Sunday, November 04, 2007

beware of false prophets


I am a huge fan of debt-free living. It is a necessary background of the secret agent life. Being an agent would be close to impossible, or mega-burdensome if I had to spend my time working just to make big payments on things that probably weren’t meant for my life in the first place.

But that’s just my personal mantra. Charge away if you want. Build your fa├žade of a life for all I care.

There’s a popular Nashville based radio host/author that many mega churches have embraced with open arms. I mean, churches actually have classes on this guy’s teachings. I suppose the ‘get out of debt’ part of the teaching is good since no one else is telling the church to quit spending money like spoiled brats. But as far as I’m concerned, the good qualities of this guy’s message stops there.

If this message was about getting out of debt so that you can a) be generous with your wealth and support the widows, orphans, poor, missionaries, stop injustice, whatever or b) live simply so when the CEO tells you to GO, you can go or c) all the above, then I could totally go for that.

Americans by and large are huge babies when it comes to having and wanting stuff. And their stuff ties them down like a ball and chain, making it difficult to do the things the CEO might have you do. The church in America is not immune to these ills. They could use a spanking or two. We are to be in the world, but not of it, etc.

But Uncle Dave’s* basic gist for living debt free is to a) build a self-made safety net and b) live low now so that tomorrow you can live like a king.
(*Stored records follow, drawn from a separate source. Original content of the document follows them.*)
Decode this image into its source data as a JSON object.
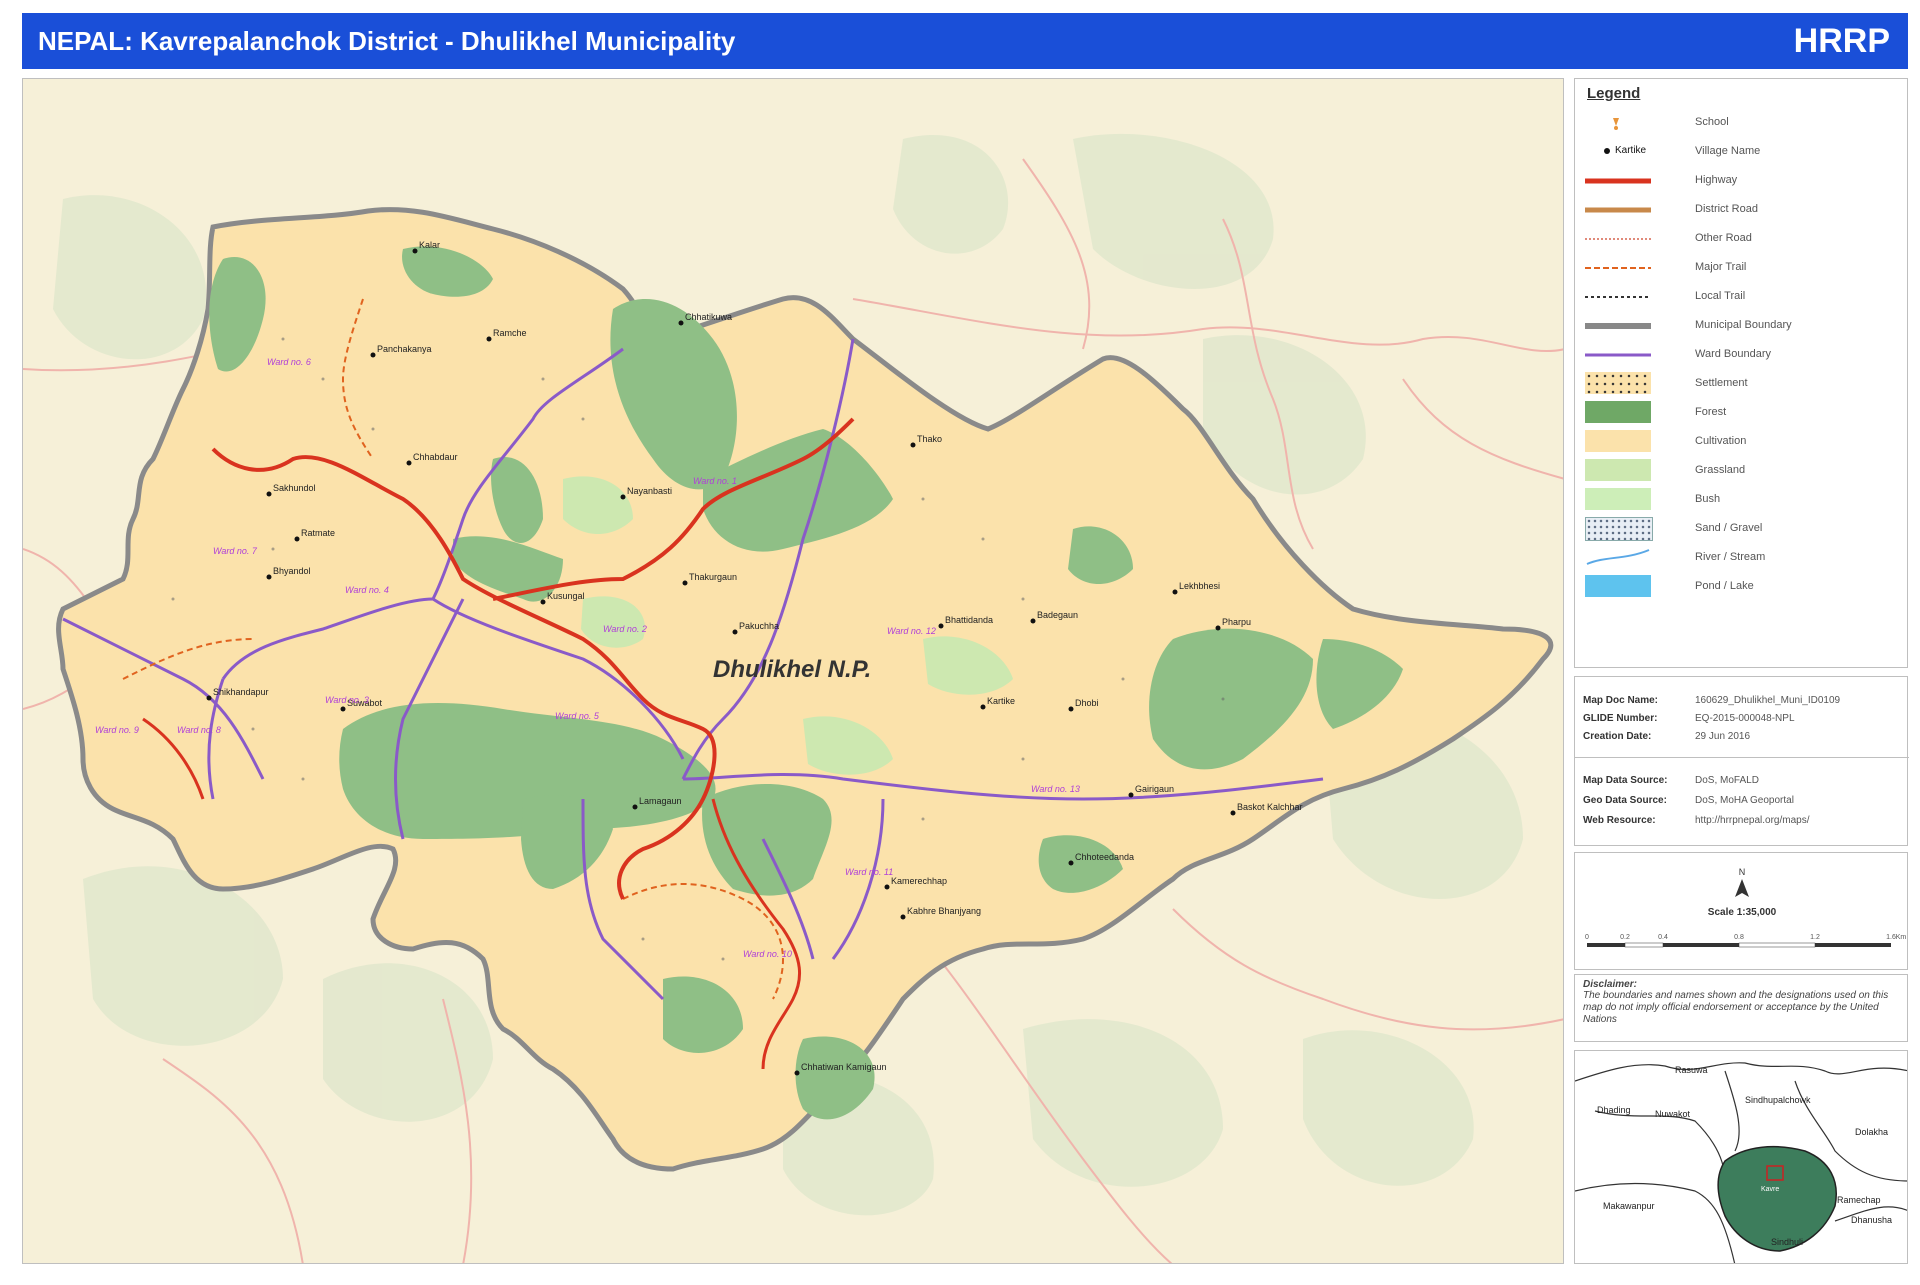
{
  "header": {
    "title": "NEPAL: Kavrepalanchok District - Dhulikhel Municipality",
    "org": "HRRP"
  },
  "map": {
    "main_label": "Dhulikhel N.P.",
    "colors": {
      "background": "#f7f1dc",
      "forest": "#8fbf86",
      "cultivation": "#fbe2ab",
      "bush": "#cde8b0",
      "highway": "#d9331f",
      "boundary": "#888888",
      "ward": "#8a5ac8"
    },
    "villages": [
      {
        "name": "Kalar"
      },
      {
        "name": "Panchakanya"
      },
      {
        "name": "Ramche"
      },
      {
        "name": "Chhatikuwa"
      },
      {
        "name": "Chhabdaur"
      },
      {
        "name": "Sakhundol"
      },
      {
        "name": "Ratmate"
      },
      {
        "name": "Bhyandol"
      },
      {
        "name": "Nayanbasti"
      },
      {
        "name": "Thakurgaun"
      },
      {
        "name": "Kusungal"
      },
      {
        "name": "Pakuchha"
      },
      {
        "name": "Thako"
      },
      {
        "name": "Bhattidanda"
      },
      {
        "name": "Badegaun"
      },
      {
        "name": "Lekhbhesi"
      },
      {
        "name": "Pharpu"
      },
      {
        "name": "Kartike"
      },
      {
        "name": "Dhobi"
      },
      {
        "name": "Shikhandapur"
      },
      {
        "name": "Suwabot"
      },
      {
        "name": "Lamagaun"
      },
      {
        "name": "Kamerechhap"
      },
      {
        "name": "Kabhre Bhanjyang"
      },
      {
        "name": "Gairigaun"
      },
      {
        "name": "Baskot Kalchhar"
      },
      {
        "name": "Chhoteedanda"
      },
      {
        "name": "Chhatiwan Kamigaun"
      }
    ],
    "wards": [
      {
        "name": "Ward no. 1"
      },
      {
        "name": "Ward no. 2"
      },
      {
        "name": "Ward no. 3"
      },
      {
        "name": "Ward no. 4"
      },
      {
        "name": "Ward no. 5"
      },
      {
        "name": "Ward no. 6"
      },
      {
        "name": "Ward no. 7"
      },
      {
        "name": "Ward no. 8"
      },
      {
        "name": "Ward no. 9"
      },
      {
        "name": "Ward no. 10"
      },
      {
        "name": "Ward no. 11"
      },
      {
        "name": "Ward no. 12"
      },
      {
        "name": "Ward no. 13"
      }
    ]
  },
  "legend": {
    "title": "Legend",
    "sample_village": "Kartike",
    "items": [
      {
        "label": "School",
        "icon": "school-icon"
      },
      {
        "label": "Village Name",
        "icon": "village-dot-icon"
      },
      {
        "label": "Highway",
        "color": "#d9331f"
      },
      {
        "label": "District Road",
        "color": "#c8894a"
      },
      {
        "label": "Other Road",
        "color": "#e08a7a"
      },
      {
        "label": "Major Trail",
        "color": "#e0631f"
      },
      {
        "label": "Local Trail",
        "color": "#333333"
      },
      {
        "label": "Municipal Boundary",
        "color": "#888888"
      },
      {
        "label": "Ward Boundary",
        "color": "#8a5ac8"
      },
      {
        "label": "Settlement",
        "color": "#fbe2ab"
      },
      {
        "label": "Forest",
        "color": "#6fa866"
      },
      {
        "label": "Cultivation",
        "color": "#fbe2ab"
      },
      {
        "label": "Grassland",
        "color": "#cde8b0"
      },
      {
        "label": "Bush",
        "color": "#cdeeb8"
      },
      {
        "label": "Sand / Gravel",
        "color": "#e8eef5"
      },
      {
        "label": "River / Stream",
        "color": "#5aa8e6"
      },
      {
        "label": "Pond / Lake",
        "color": "#5ec3ee"
      }
    ]
  },
  "info": {
    "rows": [
      {
        "key": "Map Doc Name:",
        "value": "160629_Dhulikhel_Muni_ID0109"
      },
      {
        "key": "GLIDE Number:",
        "value": "EQ-2015-000048-NPL"
      },
      {
        "key": "Creation Date:",
        "value": "29 Jun 2016"
      },
      {
        "key": "Map Data Source:",
        "value": "DoS, MoFALD"
      },
      {
        "key": "Geo Data Source:",
        "value": "DoS, MoHA Geoportal"
      },
      {
        "key": "Web Resource:",
        "value": "http://hrrpnepal.org/maps/"
      }
    ]
  },
  "scale": {
    "label": "Scale 1:35,000",
    "ticks": [
      "0",
      "0.2",
      "0.4",
      "0.8",
      "1.2",
      "1.6",
      "Km"
    ]
  },
  "disclaimer": {
    "title": "Disclaimer:",
    "body": "The boundaries and names shown and the designations used on this map do not imply official endorsement or acceptance by the United Nations"
  },
  "inset": {
    "districts": [
      "Rasuwa",
      "Dhading",
      "Nuwakot",
      "Sindhupalchowk",
      "Dolakha",
      "Makawanpur",
      "Kavre",
      "Ramechap",
      "Dhanusha",
      "Sindhuli"
    ]
  }
}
What faithless bullshit.

1) Safety net: I know, I know. There are plenty of (old testament) biblical references on planning ahead for a rainy day. Such as Joseph and the seven years of drought. And if the CEO of the universe has guided you to stockpile for Y2K or buy every kind of health and supplemental insurance, who am I to question you.

But Uncle Dave’s first rule is to have a $1000 cushion in your bank. Well damn, if I had $1000 bucks in my bank account at any one given time, I’d be seriously looking at property downtown to start The Table. $1000 bucks? That’s like a whole years income in some parts of the world. Sheesh, Who needs faith or trust? I’ve got my $1000 padding to keep me from falling on my ass.

Uncle George (no relation to Dave) once wrote something to the effect of, “if a person has stockpiles of resources, then in the time of need the lord will direct him to those stockpiles”. In other words, who needs the CEO and his miracles when we have our own means.

2) Live like a king: this is directly opposed to the teachings of Jesus. Building wealth for the purpose of living and dying comfortably is the secular teachings of our culture. So, why does the church embrace Uncle Dave’s teaching on this?

Somehow, I don’t think the underground, persecuted churches in communist nations are too concerned with building wealth for their personal comfort. I think they signed away comfort when they joined Jesus. Just a guess, though.

Uncle Dave speaks with knowledge and authority on the subject of debt and wealth building. But his message is not from the CEO of the universe.



*not an official uncle here on the agent b files...

5 comments:

carl said...

Good word here. I read through his book a little and when I read that part about "living like a king in the end" I got a bad vibe about that.

DJG said...

amen!

Jenelle said...

I just wrote a stream of nonsense about me getting out of debt, too. I guess it's on the CEO's mind on Sundays. All of your reasons are why I want to get out of debt. And because I'd like to offer my one-day husband-man a debt-free me, so we can be more free to go.

Everyone tells me that student loan debt is "good debt." But I don't buy it anymore. Debt sucks.

Agent B said...

"Good debt". I don't know if there is such a thing.

Although I've considered taking on another mortgage for a building to feed people and hang out in. I might go into debt to feed people. Maybe that's good debt.

JesusFreak said...

I totally agree with you about the whole having a $1000 at all times thing. And plus the software a person has to buy for the program is very expensive. How is that supposed to help me with my financial situation???